Proposed changes to SA retail tariffs could have dire implications for rooftop solar uptake

The uptake of rooftop solar in South Australia could be halved over the next five years if a change in the state’s electricity tariffs proposed by SA Power Networks is adopted.

SAPN is proposing a new form of billing known as “demand tariffs” which it concedes would cut the uptake of new rooftop solar systems, but could encourage more battery storage and electric vehicles.

SAPN unveiled the proposed changes this month as part of a move to “cost reflective” tariffs. The new tariffs – which the network wants to make compulsory from 2017-2020 – will focus on the maximum use by consumers in any month, but overall use outside of those peak times will become relatively cheap.

Critics of the scheme say the tariffs are being structured in such a way that they will penalise solar households, push up their bills, and make solar less attractive for those yet to install.

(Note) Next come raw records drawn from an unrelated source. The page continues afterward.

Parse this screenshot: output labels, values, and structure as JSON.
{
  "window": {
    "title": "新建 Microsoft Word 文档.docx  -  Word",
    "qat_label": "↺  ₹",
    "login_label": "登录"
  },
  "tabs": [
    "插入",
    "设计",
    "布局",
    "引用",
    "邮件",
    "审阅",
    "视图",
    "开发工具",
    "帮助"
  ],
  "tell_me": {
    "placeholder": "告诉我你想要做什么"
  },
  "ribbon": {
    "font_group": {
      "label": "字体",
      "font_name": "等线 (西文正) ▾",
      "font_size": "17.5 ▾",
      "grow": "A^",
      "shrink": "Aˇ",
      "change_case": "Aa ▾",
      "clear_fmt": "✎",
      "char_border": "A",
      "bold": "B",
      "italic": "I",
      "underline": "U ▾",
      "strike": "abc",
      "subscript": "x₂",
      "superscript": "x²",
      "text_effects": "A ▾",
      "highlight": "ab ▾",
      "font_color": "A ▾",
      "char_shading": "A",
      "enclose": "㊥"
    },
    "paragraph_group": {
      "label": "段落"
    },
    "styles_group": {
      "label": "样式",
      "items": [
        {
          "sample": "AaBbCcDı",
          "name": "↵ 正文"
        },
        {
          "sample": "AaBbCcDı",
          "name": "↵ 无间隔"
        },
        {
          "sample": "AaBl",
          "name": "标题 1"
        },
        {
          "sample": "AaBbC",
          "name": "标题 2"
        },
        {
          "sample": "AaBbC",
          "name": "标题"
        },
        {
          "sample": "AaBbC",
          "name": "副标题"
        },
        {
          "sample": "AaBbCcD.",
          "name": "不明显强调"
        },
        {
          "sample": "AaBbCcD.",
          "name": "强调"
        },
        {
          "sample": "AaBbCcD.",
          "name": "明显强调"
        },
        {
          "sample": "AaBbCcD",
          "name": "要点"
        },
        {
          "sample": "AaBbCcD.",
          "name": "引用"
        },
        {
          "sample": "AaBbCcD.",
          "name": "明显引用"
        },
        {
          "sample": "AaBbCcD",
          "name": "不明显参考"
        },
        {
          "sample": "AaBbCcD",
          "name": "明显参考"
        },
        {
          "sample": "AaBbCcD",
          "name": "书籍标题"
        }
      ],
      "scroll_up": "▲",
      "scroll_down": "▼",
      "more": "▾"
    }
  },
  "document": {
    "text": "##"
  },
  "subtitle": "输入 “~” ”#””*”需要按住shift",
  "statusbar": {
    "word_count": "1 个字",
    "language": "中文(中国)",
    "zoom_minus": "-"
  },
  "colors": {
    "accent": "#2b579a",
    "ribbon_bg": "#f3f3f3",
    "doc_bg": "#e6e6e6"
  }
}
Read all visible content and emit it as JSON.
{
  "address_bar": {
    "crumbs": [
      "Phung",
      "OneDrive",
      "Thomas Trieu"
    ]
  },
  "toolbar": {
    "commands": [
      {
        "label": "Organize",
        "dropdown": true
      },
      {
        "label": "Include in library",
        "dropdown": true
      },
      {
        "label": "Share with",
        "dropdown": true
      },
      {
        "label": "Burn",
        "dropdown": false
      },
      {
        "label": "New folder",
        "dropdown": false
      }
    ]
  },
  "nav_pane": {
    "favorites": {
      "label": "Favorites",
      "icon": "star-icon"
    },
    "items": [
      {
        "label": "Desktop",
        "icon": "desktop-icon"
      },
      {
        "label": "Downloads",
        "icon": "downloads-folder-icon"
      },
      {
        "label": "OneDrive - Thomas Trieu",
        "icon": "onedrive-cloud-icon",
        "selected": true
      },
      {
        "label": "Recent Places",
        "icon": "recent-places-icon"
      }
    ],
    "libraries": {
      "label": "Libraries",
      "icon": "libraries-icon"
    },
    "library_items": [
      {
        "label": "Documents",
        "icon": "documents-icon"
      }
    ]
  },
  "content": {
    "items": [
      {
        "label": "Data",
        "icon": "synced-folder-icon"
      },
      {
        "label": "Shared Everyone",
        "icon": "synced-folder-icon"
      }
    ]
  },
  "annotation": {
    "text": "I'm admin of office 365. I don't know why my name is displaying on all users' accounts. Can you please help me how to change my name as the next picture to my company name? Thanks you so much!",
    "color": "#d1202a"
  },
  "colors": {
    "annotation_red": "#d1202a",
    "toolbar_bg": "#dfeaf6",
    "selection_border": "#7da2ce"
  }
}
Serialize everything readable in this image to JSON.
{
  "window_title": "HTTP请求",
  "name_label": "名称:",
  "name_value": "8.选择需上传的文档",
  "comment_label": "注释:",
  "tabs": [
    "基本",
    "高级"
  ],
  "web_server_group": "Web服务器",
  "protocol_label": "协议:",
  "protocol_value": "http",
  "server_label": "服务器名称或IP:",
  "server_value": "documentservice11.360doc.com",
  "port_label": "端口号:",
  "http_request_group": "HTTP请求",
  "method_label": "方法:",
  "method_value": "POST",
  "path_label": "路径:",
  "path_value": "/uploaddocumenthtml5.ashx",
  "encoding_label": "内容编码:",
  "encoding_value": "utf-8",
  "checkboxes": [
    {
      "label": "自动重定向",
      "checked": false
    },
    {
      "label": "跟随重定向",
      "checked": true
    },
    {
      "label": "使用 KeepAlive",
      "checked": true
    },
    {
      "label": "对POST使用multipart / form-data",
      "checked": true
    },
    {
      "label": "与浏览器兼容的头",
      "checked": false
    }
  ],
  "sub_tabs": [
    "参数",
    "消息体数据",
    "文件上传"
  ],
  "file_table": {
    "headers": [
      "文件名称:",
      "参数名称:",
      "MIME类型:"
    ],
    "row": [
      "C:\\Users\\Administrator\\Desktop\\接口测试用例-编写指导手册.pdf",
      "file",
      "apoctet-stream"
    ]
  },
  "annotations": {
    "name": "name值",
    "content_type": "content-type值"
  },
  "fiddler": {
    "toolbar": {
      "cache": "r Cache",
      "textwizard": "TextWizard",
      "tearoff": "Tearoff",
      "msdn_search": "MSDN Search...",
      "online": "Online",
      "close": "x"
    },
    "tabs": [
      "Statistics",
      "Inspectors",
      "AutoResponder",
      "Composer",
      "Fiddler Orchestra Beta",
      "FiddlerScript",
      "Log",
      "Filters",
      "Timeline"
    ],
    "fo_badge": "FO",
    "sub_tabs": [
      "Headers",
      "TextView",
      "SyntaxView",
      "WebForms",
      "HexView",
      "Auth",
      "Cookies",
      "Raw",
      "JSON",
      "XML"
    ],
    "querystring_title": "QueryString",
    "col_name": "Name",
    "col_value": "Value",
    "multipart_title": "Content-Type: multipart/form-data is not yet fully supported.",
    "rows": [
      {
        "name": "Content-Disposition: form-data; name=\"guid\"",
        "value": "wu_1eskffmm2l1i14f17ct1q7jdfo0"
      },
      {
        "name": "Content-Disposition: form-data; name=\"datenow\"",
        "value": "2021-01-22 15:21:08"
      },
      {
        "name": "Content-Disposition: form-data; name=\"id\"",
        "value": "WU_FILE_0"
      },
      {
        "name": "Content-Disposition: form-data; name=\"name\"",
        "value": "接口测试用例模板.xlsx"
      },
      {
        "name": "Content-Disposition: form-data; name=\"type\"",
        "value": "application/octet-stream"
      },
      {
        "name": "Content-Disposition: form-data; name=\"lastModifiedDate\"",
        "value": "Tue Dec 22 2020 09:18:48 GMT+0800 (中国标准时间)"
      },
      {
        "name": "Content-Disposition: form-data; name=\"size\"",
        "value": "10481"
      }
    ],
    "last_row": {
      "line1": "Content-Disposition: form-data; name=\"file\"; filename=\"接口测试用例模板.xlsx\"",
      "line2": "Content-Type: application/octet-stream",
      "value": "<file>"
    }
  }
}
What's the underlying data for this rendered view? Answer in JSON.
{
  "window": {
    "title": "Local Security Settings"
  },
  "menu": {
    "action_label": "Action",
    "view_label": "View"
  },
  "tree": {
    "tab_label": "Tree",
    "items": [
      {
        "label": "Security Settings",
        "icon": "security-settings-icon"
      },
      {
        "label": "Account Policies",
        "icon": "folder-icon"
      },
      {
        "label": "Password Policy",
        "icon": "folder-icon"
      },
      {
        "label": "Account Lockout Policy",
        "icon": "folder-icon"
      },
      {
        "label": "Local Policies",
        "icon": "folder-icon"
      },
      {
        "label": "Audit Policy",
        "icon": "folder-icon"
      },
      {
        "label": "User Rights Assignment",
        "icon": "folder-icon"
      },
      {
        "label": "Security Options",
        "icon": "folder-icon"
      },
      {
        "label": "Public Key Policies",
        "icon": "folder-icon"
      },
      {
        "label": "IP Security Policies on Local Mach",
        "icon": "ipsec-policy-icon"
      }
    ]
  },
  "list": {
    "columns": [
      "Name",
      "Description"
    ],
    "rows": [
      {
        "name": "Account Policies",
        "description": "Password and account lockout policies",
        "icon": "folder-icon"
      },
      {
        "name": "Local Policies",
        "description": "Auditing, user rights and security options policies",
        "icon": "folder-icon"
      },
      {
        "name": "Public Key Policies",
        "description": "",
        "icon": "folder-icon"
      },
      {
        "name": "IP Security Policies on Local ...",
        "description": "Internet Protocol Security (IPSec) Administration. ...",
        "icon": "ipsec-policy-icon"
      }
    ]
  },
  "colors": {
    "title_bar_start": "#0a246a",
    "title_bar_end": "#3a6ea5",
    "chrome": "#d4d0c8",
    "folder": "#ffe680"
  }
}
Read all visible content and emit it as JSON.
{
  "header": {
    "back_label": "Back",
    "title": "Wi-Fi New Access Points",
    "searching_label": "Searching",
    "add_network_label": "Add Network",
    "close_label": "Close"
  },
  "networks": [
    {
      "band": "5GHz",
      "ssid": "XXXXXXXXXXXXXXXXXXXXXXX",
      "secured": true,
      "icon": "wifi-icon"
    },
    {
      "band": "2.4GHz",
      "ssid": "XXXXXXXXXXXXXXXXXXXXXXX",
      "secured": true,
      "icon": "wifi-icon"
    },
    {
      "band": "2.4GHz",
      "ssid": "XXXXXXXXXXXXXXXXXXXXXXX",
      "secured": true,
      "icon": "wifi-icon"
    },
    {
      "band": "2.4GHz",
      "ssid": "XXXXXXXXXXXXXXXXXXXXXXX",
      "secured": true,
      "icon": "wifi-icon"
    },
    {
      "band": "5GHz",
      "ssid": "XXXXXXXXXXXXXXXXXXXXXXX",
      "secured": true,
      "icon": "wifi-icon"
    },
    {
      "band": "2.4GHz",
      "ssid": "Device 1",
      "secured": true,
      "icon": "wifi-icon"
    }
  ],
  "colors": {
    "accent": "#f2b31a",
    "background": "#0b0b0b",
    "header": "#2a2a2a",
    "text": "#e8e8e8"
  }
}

They say the networks are simply trying to shore up their revenues. Networks in Queensland have lifted fixed network charges, while NSW networks are considering a “solar tax” on exports to the grid.

As SAPN itself admits, it does not want to accept less revenue. “It (the grid) won’t shrink if we just use it less,” it says.

But this goes against years of driving towards energy efficiency, and it also underlines the massive cross subsidy paid by city users to regional users (70 per cent of the cost for 30 per cent of the use) and the cost of building the grid to meet a few hours of peak demand driven by air conditioning use.

SAPN – which earlier this year tried to impose a special $100-a-year network tariff on solar households – appears to agree that demand tariffs will hurt solar.

Under the existing tariff, rooftop solar PV is expected to surge over the next decade, trebling the number of installations to nearly 600,000 by 2024.

But under the proposed changes to a demand tariff, SAPN expects growth over the next five years to be halved, adding just over 100,000 news systems in the next five years from more than 200,000 under the current scenario.

By 2024, the number of rooftop solar PV systems under the demand scenario is still trailing, but regains most ground by 2034.

However, in this scenario, the uptake of battery storage is accelerated, although it still only believes widespread uptake will happen from 2019 onwards. Battery storage will enable consumers to avoid using more electricity from the grid at peak times. The uptake of electric vehicles also accelerates under the demand tariff arrangement, although it is not clear why.

© 2015 Solar Choice Pty Ltd

Giles Parkinson